-- TASK REQUIREMENTS --
Nothing in the records may be dropped. Retype them all exactly.

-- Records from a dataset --
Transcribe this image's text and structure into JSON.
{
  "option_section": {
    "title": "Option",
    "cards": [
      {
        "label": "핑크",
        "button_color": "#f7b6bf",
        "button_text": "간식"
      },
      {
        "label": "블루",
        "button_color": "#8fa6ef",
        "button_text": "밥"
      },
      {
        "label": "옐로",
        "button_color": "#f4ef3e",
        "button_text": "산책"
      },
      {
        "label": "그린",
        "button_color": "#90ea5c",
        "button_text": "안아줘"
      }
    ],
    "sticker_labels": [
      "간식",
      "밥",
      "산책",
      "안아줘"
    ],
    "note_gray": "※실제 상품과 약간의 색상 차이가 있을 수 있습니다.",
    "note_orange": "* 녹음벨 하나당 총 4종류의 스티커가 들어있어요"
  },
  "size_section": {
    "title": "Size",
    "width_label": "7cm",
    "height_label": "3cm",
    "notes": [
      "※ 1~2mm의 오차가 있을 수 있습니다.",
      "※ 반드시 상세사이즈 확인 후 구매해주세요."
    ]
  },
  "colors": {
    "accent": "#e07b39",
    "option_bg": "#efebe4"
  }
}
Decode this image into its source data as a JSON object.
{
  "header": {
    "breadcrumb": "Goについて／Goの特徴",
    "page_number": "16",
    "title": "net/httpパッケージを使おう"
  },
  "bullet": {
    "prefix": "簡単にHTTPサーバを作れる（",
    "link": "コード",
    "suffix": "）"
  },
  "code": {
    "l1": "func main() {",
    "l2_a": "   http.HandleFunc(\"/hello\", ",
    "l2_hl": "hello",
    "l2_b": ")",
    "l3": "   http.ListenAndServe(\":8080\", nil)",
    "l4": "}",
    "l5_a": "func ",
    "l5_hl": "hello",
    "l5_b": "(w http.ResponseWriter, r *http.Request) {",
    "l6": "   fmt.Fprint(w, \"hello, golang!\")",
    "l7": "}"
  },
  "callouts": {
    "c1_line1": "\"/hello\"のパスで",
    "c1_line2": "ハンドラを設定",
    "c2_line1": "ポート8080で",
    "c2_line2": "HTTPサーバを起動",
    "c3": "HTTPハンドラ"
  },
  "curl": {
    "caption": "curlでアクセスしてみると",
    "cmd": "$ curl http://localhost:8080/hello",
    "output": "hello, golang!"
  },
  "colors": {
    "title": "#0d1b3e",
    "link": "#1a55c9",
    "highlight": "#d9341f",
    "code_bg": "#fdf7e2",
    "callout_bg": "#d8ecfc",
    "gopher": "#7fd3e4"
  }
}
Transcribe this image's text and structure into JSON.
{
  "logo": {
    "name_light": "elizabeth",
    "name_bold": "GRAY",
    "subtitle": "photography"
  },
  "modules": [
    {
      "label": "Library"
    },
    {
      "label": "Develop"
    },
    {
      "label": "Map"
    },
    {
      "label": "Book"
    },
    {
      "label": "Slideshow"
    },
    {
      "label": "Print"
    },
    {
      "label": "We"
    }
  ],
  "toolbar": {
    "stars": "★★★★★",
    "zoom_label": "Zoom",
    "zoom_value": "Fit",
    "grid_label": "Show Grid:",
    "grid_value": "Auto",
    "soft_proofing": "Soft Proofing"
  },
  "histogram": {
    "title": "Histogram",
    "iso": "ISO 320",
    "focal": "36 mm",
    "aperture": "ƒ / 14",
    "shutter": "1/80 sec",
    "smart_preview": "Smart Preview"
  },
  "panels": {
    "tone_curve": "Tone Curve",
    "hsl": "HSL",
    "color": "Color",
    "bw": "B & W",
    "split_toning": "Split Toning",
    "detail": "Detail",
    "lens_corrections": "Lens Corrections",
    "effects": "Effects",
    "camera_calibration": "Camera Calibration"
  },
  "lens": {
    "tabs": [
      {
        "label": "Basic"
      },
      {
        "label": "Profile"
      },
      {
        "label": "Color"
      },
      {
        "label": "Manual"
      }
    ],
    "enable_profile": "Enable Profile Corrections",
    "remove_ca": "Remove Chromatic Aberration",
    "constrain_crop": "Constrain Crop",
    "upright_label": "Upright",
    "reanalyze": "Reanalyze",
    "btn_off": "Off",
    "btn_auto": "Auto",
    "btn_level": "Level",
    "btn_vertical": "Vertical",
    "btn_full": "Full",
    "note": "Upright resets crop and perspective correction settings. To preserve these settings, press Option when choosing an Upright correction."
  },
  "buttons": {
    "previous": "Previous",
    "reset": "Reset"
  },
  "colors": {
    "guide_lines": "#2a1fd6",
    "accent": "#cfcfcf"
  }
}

-- RESPONSE FOR THIS EXERCISE --
Transcribe this image's text and structure into JSON.
{
  "option_section": {
    "title": "Option",
    "cards": [
      {
        "label": "핑크",
        "button_color": "#f7b6bf",
        "button_text": "간식"
      },
      {
        "label": "블루",
        "button_color": "#8fa6ef",
        "button_text": "밥"
      },
      {
        "label": "옐로",
        "button_color": "#f4ef3e",
        "button_text": "산책"
      },
      {
        "label": "그린",
        "button_color": "#90ea5c",
        "button_text": "안아줘"
      }
    ],
    "sticker_labels": [
      "간식",
      "밥",
      "산책",
      "안아줘"
    ],
    "note_gray": "※실제 상품과 약간의 색상 차이가 있을 수 있습니다.",
    "note_orange": "* 녹음벨 하나당 총 4종류의 스티커가 들어있어요"
  },
  "size_section": {
    "title": "Size",
    "width_label": "7cm",
    "height_label": "3cm",
    "notes": [
      "※ 1~2mm의 오차가 있을 수 있습니다.",
      "※ 반드시 상세사이즈 확인 후 구매해주세요."
    ]
  },
  "colors": {
    "accent": "#e07b39",
    "option_bg": "#efebe4"
  }
}
Decode this image into its source data as a JSON object.
{
  "header": {
    "breadcrumb": "Goについて／Goの特徴",
    "page_number": "16",
    "title": "net/httpパッケージを使おう"
  },
  "bullet": {
    "prefix": "簡単にHTTPサーバを作れる（",
    "link": "コード",
    "suffix": "）"
  },
  "code": {
    "l1": "func main() {",
    "l2_a": "   http.HandleFunc(\"/hello\", ",
    "l2_hl": "hello",
    "l2_b": ")",
    "l3": "   http.ListenAndServe(\":8080\", nil)",
    "l4": "}",
    "l5_a": "func ",
    "l5_hl": "hello",
    "l5_b": "(w http.ResponseWriter, r *http.Request) {",
    "l6": "   fmt.Fprint(w, \"hello, golang!\")",
    "l7": "}"
  },
  "callouts": {
    "c1_line1": "\"/hello\"のパスで",
    "c1_line2": "ハンドラを設定",
    "c2_line1": "ポート8080で",
    "c2_line2": "HTTPサーバを起動",
    "c3": "HTTPハンドラ"
  },
  "curl": {
    "caption": "curlでアクセスしてみると",
    "cmd": "$ curl http://localhost:8080/hello",
    "output": "hello, golang!"
  },
  "colors": {
    "title": "#0d1b3e",
    "link": "#1a55c9",
    "highlight": "#d9341f",
    "code_bg": "#fdf7e2",
    "callout_bg": "#d8ecfc",
    "gopher": "#7fd3e4"
  }
}
Transcribe this image's text and structure into JSON.
{
  "logo": {
    "name_light": "elizabeth",
    "name_bold": "GRAY",
    "subtitle": "photography"
  },
  "modules": [
    {
      "label": "Library"
    },
    {
      "label": "Develop"
    },
    {
      "label": "Map"
    },
    {
      "label": "Book"
    },
    {
      "label": "Slideshow"
    },
    {
      "label": "Print"
    },
    {
      "label": "We"
    }
  ],
  "toolbar": {
    "stars": "★★★★★",
    "zoom_label": "Zoom",
    "zoom_value": "Fit",
    "grid_label": "Show Grid:",
    "grid_value": "Auto",
    "soft_proofing": "Soft Proofing"
  },
  "histogram": {
    "title": "Histogram",
    "iso": "ISO 320",
    "focal": "36 mm",
    "aperture": "ƒ / 14",
    "shutter": "1/80 sec",
    "smart_preview": "Smart Preview"
  },
  "panels": {
    "tone_curve": "Tone Curve",
    "hsl": "HSL",
    "color": "Color",
    "bw": "B & W",
    "split_toning": "Split Toning",
    "detail": "Detail",
    "lens_corrections": "Lens Corrections",
    "effects": "Effects",
    "camera_calibration": "Camera Calibration"
  },
  "lens": {
    "tabs": [
      {
        "label": "Basic"
      },
      {
        "label": "Profile"
      },
      {
        "label": "Color"
      },
      {
        "label": "Manual"
      }
    ],
    "enable_profile": "Enable Profile Corrections",
    "remove_ca": "Remove Chromatic Aberration",
    "constrain_crop": "Constrain Crop",
    "upright_label": "Upright",
    "reanalyze": "Reanalyze",
    "btn_off": "Off",
    "btn_auto": "Auto",
    "btn_level": "Level",
    "btn_vertical": "Vertical",
    "btn_full": "Full",
    "note": "Upright resets crop and perspective correction settings. To preserve these settings, press Option when choosing an Upright correction."
  },
  "buttons": {
    "previous": "Previous",
    "reset": "Reset"
  },
  "colors": {
    "guide_lines": "#2a1fd6",
    "accent": "#cfcfcf"
  }
}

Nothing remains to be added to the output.